BY CHRISTINA FARRELL
A Catholic parishioner whose car was clamped while she was at Mass with her two young sons has thanked her fellow parishioners for helping her “to face down a difficult situation”.
Liz Nelson was at Sunday morning Mass at SS Philip and James’s, Herne Hill, south London, when her car was ticketed by a Lambeth council traffic warden.
When she asked why she had been fined, he replied that her tyres were “over the kerb”. Within minutes of returning to Mass, a parishioner warned Mrs Nelson that her Volkswagen Sharan people carrier was then being hoisted on to a clamping truck.
She again ran out and this time jumped into her car, locking the doors to prevent it from being taken, as parish priest Fr James Spencer and other parishioners remonstrated with the clampers.
Mrs Nelson refused to budge and at midday, after a protracted argument, Lambeth council executives were called. A deal was struck and Mrs Nelson was given a £100 fine, reduced to £50 for prompt payment.

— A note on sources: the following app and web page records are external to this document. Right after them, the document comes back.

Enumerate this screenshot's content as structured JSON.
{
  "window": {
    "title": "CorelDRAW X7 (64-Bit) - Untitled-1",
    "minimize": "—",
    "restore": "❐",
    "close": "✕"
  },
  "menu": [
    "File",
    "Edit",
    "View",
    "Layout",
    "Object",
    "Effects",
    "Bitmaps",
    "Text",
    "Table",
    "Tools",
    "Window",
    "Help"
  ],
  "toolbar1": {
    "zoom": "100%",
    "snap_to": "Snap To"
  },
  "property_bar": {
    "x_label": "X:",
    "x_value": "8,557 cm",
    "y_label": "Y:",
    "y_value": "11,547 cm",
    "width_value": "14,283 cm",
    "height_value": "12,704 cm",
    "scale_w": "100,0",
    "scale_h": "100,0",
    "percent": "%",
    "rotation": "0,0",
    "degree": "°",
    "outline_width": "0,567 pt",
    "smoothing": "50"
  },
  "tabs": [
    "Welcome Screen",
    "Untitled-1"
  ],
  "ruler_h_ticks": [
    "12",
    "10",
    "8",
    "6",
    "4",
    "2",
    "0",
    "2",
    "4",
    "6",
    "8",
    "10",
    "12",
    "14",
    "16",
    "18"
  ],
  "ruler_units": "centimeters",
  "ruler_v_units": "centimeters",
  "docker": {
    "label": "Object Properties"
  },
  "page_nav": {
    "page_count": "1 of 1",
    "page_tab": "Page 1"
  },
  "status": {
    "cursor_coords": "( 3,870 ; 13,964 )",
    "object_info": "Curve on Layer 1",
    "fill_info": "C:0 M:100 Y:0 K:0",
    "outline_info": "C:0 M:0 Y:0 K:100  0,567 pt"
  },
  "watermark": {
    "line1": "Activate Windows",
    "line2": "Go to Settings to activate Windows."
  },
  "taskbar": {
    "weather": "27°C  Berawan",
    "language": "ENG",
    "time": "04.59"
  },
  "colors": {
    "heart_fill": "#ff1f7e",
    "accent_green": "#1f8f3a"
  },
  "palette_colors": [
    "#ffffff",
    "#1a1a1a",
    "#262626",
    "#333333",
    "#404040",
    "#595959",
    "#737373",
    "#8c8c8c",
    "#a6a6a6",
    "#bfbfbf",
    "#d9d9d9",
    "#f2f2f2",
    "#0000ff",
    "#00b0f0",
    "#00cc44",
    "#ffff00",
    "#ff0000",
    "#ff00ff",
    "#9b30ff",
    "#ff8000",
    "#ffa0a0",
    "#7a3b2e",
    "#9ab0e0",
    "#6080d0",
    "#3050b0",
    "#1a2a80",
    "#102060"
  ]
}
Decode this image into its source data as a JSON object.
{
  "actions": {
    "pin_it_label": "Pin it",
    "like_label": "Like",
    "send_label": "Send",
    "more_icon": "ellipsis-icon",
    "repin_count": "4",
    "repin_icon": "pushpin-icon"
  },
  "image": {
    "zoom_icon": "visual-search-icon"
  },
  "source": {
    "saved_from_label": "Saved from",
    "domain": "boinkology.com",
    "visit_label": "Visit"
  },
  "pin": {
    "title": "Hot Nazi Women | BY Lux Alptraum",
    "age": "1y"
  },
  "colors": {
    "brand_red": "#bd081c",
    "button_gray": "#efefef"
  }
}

Speaking to The Catholic Herald this week, Fr Spencer said Mrs Nelson had written to him to thank parishioners for their support and for giving her the courage to stand up to the council officers.
“I think it shows that the council are interested, not so much in keeping the roads clear and enforcing parking restrictions, but in making money,” he said. “It was totally farcical. The funny thing was that when the tow truck came to take the car, it too had two wheels on the kerb, which was what Mrs Nelson was accused of.
“When the police turned up, they did the same.” In an interview with the Evening Standard Mrs Nelson said there had been no account shown for the fact that she was at Mass with her children — sons Luke, three, and Charlie, five, who had been distressed by the incident. “I was outraged. They showed no consideration,” she said.
“I had explained to the attendant that I was in church. Why didn’t he have the decency to tell me he’d summoned a tow truck? Lambeth’s actions were out of all proportion and the clampers showed no mercy.” She also accused the council of seeking simply to “maximise money” rather than dealing sensibly and sensitively with the situation.
“It would have cost more than £200 to get the car back and would have ruined our weekend,” she explained. “I was furious.
“I was on the kerb but with plenty of room to get past,” she said. “I parked carefully to make sure the road was clear.” A council spokesman offered no apology and insisted that the ticket had been correctly issued by the wardens.
“Blocking the pavement, as every driving-licence holder should know, is a 24-hour offence,” the spokesman said.